ASSIGNMENT: Repeat the data below word for word.

RECORDS SUPPLIED:
□ □ □ □

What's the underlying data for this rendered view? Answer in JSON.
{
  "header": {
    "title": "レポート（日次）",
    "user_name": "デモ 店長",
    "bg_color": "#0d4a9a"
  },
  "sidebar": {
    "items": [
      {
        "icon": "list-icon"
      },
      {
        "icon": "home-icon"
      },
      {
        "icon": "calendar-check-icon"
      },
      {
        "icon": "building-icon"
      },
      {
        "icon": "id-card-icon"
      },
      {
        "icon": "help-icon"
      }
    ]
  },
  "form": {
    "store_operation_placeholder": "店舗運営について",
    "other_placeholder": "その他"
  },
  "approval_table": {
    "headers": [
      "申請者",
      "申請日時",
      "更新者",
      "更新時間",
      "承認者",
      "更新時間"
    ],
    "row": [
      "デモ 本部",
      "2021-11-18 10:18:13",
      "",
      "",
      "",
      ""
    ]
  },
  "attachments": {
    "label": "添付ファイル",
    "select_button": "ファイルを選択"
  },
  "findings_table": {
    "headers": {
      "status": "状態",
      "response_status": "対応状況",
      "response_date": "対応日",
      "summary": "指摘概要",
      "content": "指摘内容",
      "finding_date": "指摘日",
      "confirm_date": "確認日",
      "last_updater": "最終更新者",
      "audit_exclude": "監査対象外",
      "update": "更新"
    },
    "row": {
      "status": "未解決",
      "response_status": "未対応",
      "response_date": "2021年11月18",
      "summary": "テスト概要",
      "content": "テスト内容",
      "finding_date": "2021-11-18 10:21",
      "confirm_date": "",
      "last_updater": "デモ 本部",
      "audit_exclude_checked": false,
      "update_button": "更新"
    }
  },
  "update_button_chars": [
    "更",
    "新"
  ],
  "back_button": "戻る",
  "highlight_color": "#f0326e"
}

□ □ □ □

ANSWER BOX:
What's the underlying data for this rendered view? Answer in JSON.
{
  "header": {
    "title": "レポート（日次）",
    "user_name": "デモ 店長",
    "bg_color": "#0d4a9a"
  },
  "sidebar": {
    "items": [
      {
        "icon": "list-icon"
      },
      {
        "icon": "home-icon"
      },
      {
        "icon": "calendar-check-icon"
      },
      {
        "icon": "building-icon"
      },
      {
        "icon": "id-card-icon"
      },
      {
        "icon": "help-icon"
      }
    ]
  },
  "form": {
    "store_operation_placeholder": "店舗運営について",
    "other_placeholder": "その他"
  },
  "approval_table": {
    "headers": [
      "申請者",
      "申請日時",
      "更新者",
      "更新時間",
      "承認者",
      "更新時間"
    ],
    "row": [
      "デモ 本部",
      "2021-11-18 10:18:13",
      "",
      "",
      "",
      ""
    ]
  },
  "attachments": {
    "label": "添付ファイル",
    "select_button": "ファイルを選択"
  },
  "findings_table": {
    "headers": {
      "status": "状態",
      "response_status": "対応状況",
      "response_date": "対応日",
      "summary": "指摘概要",
      "content": "指摘内容",
      "finding_date": "指摘日",
      "confirm_date": "確認日",
      "last_updater": "最終更新者",
      "audit_exclude": "監査対象外",
      "update": "更新"
    },
    "row": {
      "status": "未解決",
      "response_status": "未対応",
      "response_date": "2021年11月18",
      "summary": "テスト概要",
      "content": "テスト内容",
      "finding_date": "2021-11-18 10:21",
      "confirm_date": "",
      "last_updater": "デモ 本部",
      "audit_exclude_checked": false,
      "update_button": "更新"
    }
  },
  "update_button_chars": [
    "更",
    "新"
  ],
  "back_button": "戻る",
  "highlight_color": "#f0326e"
}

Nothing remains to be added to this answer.